The shooting at the U.S. naval base in Pensacola is the latest heartrending act of violence against innocent Americans.
Three Americans died while serving their country: Joshua Kaleb Watson, a 23-year-old graduate of the U.S. Naval Academy; Airman Mohammed Sameh Haitham, 19, of St. Petersburg, Florida, who joined the Navy after graduating high school last year; and Airman Apprentice Cameron Scott Walters, 21, of Richmond Hill, Georgia.
Walters was on his very first assignment. “Fresh out of boot camp, Cameron Walters proudly told his father in Georgia during their nightly chat that he had passed the exam qualifying him to stand watch and help secure building entrances at Naval Air Station Pensacola in Florida,” the Navy Times reported.
The Navy lauded all three flight school students for their “exceptional heroism and bravery in the face of evil.”
Watson’s brother said in an online posting that Joshua “died a hero,” performing his duty despite mortal wounds. “After being shot multiple times [Joshua] made it outside and told the first response team where the shooter was, and those details were invaluable,” Adam Watson wrote.
The loss to the families is tragic and irrecoverable. But they have the consolation of knowing that their sons conducted themselves nobly in terrifying, tragic circumstances.
A clear motive was indicated, and it will likely be confirmed by investigators in the coming days.
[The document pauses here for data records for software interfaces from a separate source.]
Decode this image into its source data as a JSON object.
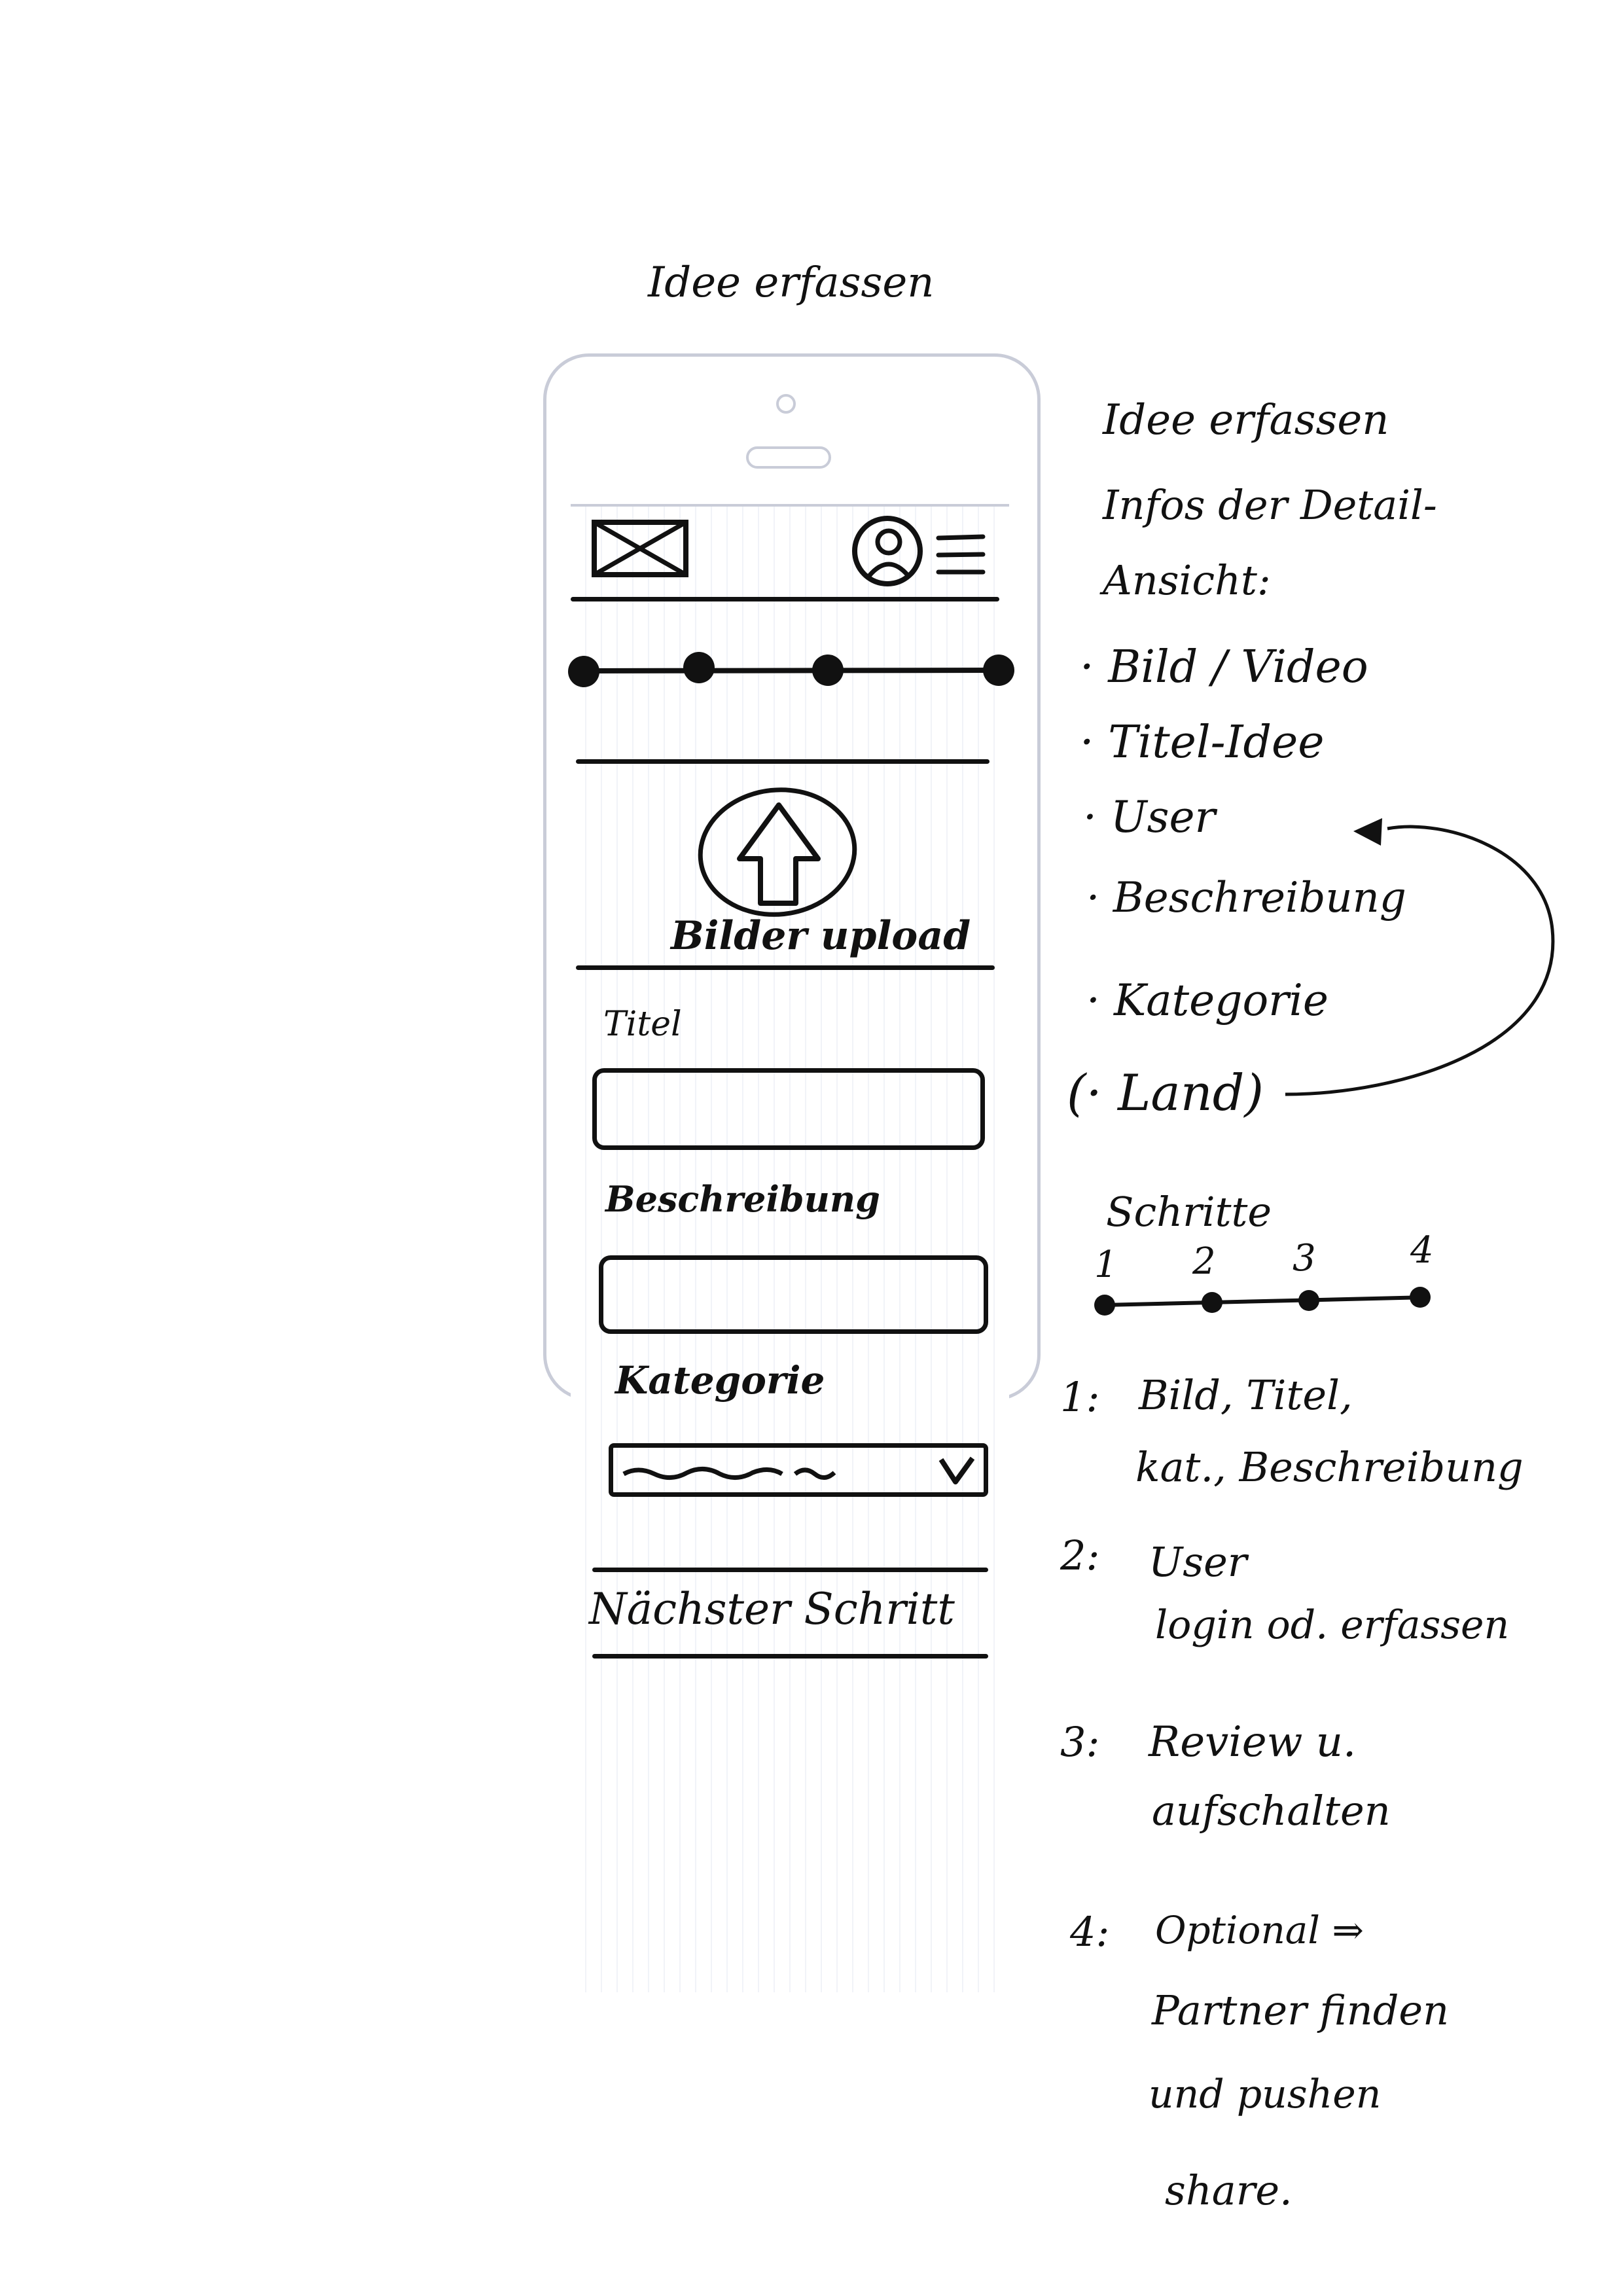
{
  "sketch_title": "Idee erfassen",
  "phone": {
    "upload_label": "Bilder upload",
    "title_label": "Titel",
    "description_label": "Beschreibung",
    "category_label": "Kategorie",
    "next_button": "Nächster Schritt"
  },
  "notes": {
    "heading_1": "Idee erfassen",
    "heading_2": "Infos der Detail-",
    "heading_3": "Ansicht:",
    "items": [
      "· Bild / Video",
      "· Titel-Idee",
      "· User",
      "· Beschreibung",
      "· Kategorie",
      "(· Land)"
    ],
    "steps_title": "Schritte",
    "step_numbers": [
      "1",
      "2",
      "3",
      "4"
    ],
    "step_1_num": "1:",
    "step_1_line1": "Bild, Titel,",
    "step_1_line2": "kat., Beschreibung",
    "step_2_num": "2:",
    "step_2_line1": "User",
    "step_2_line2": "login od. erfassen",
    "step_3_num": "3:",
    "step_3_line1": "Review u.",
    "step_3_line2": "aufschalten",
    "step_4_num": "4:",
    "step_4_line1": "Optional ⇒",
    "step_4_line2": "Partner finden",
    "step_4_line3": "und pushen",
    "step_4_line4": "share."
  },
  "icons": [
    "image-placeholder-icon",
    "user-icon",
    "menu-icon",
    "upload-arrow-icon",
    "chevron-down-icon",
    "curved-arrow-icon"
  ]
}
Unlike so many similar incidents in recent years, where the violence was as inexplicable as it was murderous — seemingly motiveless, senseless killings — sense of a kind can be made of the Pensacola shooting, which is at least traceable to an identifiable hatred for the United States and Israel.
The gunman, 2nd Lt. Mohammed Alshamrani of the Royal Saudi Air Force, apparently went on Twitter shortly before the shooting to denounce U.S. support of Israel and accuse America of being anti-Muslim, a U.S. official said. The FBI is proceeding on the assumption the attack was an act of terrorism.
Furthermore, Alshamrani hosted a dinner party a few days before, where he and his guests watched videos of mass shootings, an official told the Associated Press.
The case is still under investigation, and no firm conclusions can be drawn until all the facts are in. Most urgently, the FBI wants to know whether Alshamrani acted alone or whether he was part of a terrorist network. To that end, the FBI is questioning his friends, classmates and other associates.
The question on everyone’s mind is, of course, how did such a person enter the United States? Was there any way to prevent these killings?
Florida Gov. Ron DeSantis thinks it could have been prevented with better vetting. “You have to take precautions” to protect the nation, DeSantis said at a news conference on Sunday.
The fact is, though, that precautions were — and are — taken. Foreigners allowed into the U.S. for military training undergo background checks to identify security risks.
Still, the question must be answered: How did Alshamrani slip through? Should the system have flagged him? Would upgrading the system prevent it from happening again?
To answer that, Defense Secretary Mark Esper said he has ordered a review of procedures for vetting foreign nationals and security on military installations. The precautions have been in place for many years and it would not be surprising that they have need of updating, or that they were insufficient in the first place.
Nor can Saudi Arabia be spared special scrutiny. More than 850 Saudis are in the United States for various training activities. They are among more than 5,000 foreign students from 153 countries in the U.S. going through military training, said the AP.
It is imperative to review the file on each one of them, which it is fair to assume the FBI is now doing.
President Donald Trump spoke Sunday with Saudi Crown Prince Mohammed bin Salman, who “reiterated Saudi Arabia’s commitment to working with the United States to prevent a horrific attack like the Pensacola shooting from ever happening again,” the White House said in a statement. Salman promised his country will continue to cooperate with the investigation. Meanwhile, a Saudi military officer has ordered all students from the country to remain at one location at the base, authorities said.
Saudi Arabia is not on the list of predominantly Muslim countries whose citizens have been subject to the Trump administration’s travel ban.
The Saudis are allies, and their people — especially those who come here to benefit from educational and training opportunities — are presumed to be friendly to the United States. But this terrible experience teaches that the U.S. cannot take the friendliness of individual foreigners, including Saudis, for granted.
Realistically, it is not possible to hermetically seal the nation’s borders to all who harbor hate in their hearts against the U.S. but have no record to suggest they represent a threat. The most that can be done is to take reasonable precautions, be vigilant and ask for the help of the only One Who knows what truly goes on inside the mind of a human being.